Another issue that arises at this time deals with the title to the property. The seller will normally furnish a 'title insurance' policy, wherein a marketable title is insured by a title insurance company. When the property is sold, the buyer then needs a new title insurance policy to protect his or her rights in the property. Title insurance protects the buyer against title defects, i.e. defective title or unmarketable title. The insurance is a one-time expense and covers the period of time up to the time the buyer becomes the owner of the property.

Often times, the lending institution will require title insurance to insure its interest in the property, also. There will then be two title insurance policies. The reason for two title insurance policies, i.e. the buyer's title policy and the mortgagee's title policy, is that the lending institution, the mortgagee, needs to be assured there are no other  liens superior to its, and you want to see that there are no encumbrances on the title that would restrict your degree of ownership, or use, of the property for the purpose for which you purchased it.


The purchaser may want to have the title insurance policy examined by an attorney since title insurance policies usually contain some exclusions. These exclusions could render the policy useless in protecting the buyer's interest in the property.


A less common approach today to provide evidence of title is for the buyer to have the title for the property examined by an attorney. Your attorney will examine the  abstract of title  to determine if the title is 'clear.' That is, no one else has any claim to the property and the seller can convey marketable title to you. If the title is not 'clear,' then the seller would ordinarily have a reasonable amount of time to 'clear' the title.
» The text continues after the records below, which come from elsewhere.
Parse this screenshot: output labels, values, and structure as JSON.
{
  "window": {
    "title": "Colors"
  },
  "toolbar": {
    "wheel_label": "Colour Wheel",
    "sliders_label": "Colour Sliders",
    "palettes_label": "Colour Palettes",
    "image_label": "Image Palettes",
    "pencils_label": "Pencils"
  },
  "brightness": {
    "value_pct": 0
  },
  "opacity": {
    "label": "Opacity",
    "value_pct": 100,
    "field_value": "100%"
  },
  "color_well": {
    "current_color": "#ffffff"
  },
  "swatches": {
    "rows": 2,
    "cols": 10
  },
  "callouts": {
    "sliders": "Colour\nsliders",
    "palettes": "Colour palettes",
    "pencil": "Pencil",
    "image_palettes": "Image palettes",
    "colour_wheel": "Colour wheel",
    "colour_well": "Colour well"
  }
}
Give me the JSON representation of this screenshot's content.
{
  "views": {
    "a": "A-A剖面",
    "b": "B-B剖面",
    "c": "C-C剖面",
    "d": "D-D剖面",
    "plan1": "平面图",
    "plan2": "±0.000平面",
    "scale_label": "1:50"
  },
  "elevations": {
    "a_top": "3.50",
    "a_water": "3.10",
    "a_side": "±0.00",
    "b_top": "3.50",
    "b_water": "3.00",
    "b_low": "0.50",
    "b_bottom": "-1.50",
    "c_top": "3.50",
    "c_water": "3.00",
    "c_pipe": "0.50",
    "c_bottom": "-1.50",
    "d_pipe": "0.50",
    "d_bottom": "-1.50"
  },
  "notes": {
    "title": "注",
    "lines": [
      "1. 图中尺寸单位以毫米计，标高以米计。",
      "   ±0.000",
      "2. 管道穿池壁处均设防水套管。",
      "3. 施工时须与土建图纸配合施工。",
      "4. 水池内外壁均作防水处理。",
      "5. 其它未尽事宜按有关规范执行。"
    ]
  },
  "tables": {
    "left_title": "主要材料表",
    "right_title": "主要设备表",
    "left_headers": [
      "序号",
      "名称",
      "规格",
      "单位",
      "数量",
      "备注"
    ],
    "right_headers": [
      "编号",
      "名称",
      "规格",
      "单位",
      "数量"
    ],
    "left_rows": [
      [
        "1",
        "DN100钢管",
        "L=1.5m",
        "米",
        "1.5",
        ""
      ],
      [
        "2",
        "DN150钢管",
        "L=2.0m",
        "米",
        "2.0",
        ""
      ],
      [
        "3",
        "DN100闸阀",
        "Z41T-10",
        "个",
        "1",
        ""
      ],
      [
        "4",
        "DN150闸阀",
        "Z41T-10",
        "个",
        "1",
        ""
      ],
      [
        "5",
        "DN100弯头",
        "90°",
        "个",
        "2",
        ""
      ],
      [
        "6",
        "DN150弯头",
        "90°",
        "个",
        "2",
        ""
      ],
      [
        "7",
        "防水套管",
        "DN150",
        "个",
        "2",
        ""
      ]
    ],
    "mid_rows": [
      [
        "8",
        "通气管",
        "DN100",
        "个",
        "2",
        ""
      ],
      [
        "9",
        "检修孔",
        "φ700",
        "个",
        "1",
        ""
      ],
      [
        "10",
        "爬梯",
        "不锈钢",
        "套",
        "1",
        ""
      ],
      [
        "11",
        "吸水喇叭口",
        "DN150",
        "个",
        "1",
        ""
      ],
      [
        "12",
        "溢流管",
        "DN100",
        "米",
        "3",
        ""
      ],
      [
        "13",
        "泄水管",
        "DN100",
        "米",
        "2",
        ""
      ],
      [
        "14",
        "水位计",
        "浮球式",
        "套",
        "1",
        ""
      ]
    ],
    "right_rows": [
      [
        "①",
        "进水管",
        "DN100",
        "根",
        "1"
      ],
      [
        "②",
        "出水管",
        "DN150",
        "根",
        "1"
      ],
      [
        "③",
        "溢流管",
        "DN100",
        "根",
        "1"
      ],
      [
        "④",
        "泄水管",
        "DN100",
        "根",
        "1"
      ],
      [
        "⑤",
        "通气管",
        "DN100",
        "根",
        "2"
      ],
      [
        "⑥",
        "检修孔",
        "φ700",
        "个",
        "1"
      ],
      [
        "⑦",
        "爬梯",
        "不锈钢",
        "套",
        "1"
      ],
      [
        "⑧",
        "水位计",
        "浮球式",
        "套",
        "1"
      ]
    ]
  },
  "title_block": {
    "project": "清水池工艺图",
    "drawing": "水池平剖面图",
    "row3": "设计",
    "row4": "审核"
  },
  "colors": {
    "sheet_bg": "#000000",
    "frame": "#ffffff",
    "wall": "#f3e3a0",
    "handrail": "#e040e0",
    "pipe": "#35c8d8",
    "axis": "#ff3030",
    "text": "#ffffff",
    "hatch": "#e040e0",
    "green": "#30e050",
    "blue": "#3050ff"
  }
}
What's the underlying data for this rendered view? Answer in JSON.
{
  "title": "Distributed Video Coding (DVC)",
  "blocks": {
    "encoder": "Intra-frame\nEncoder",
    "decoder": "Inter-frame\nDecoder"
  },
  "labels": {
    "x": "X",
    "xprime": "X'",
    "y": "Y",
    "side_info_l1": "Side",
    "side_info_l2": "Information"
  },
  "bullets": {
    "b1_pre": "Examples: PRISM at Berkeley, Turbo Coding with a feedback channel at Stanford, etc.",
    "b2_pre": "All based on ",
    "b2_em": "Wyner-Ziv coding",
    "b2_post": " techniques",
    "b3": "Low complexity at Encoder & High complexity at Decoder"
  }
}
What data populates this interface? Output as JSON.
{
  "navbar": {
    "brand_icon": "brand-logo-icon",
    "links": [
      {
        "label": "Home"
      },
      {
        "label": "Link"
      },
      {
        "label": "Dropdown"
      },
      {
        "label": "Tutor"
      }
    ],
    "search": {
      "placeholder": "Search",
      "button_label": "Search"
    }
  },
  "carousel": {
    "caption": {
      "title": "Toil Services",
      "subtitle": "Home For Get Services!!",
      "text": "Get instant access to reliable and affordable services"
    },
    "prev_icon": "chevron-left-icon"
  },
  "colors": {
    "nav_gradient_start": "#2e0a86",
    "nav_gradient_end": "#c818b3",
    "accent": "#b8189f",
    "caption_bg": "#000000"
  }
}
If the seller cannot produce a 'clear' title, then the buyer would not have to go through with the purchase.


Financial institutions will also require at the closing that you provide an insurance binder or some other evidence of a homeowner's or hazard insurance policy.

 

When the property is sold, the buyer then needs a new title insurance policy to protect his or her rights in the property.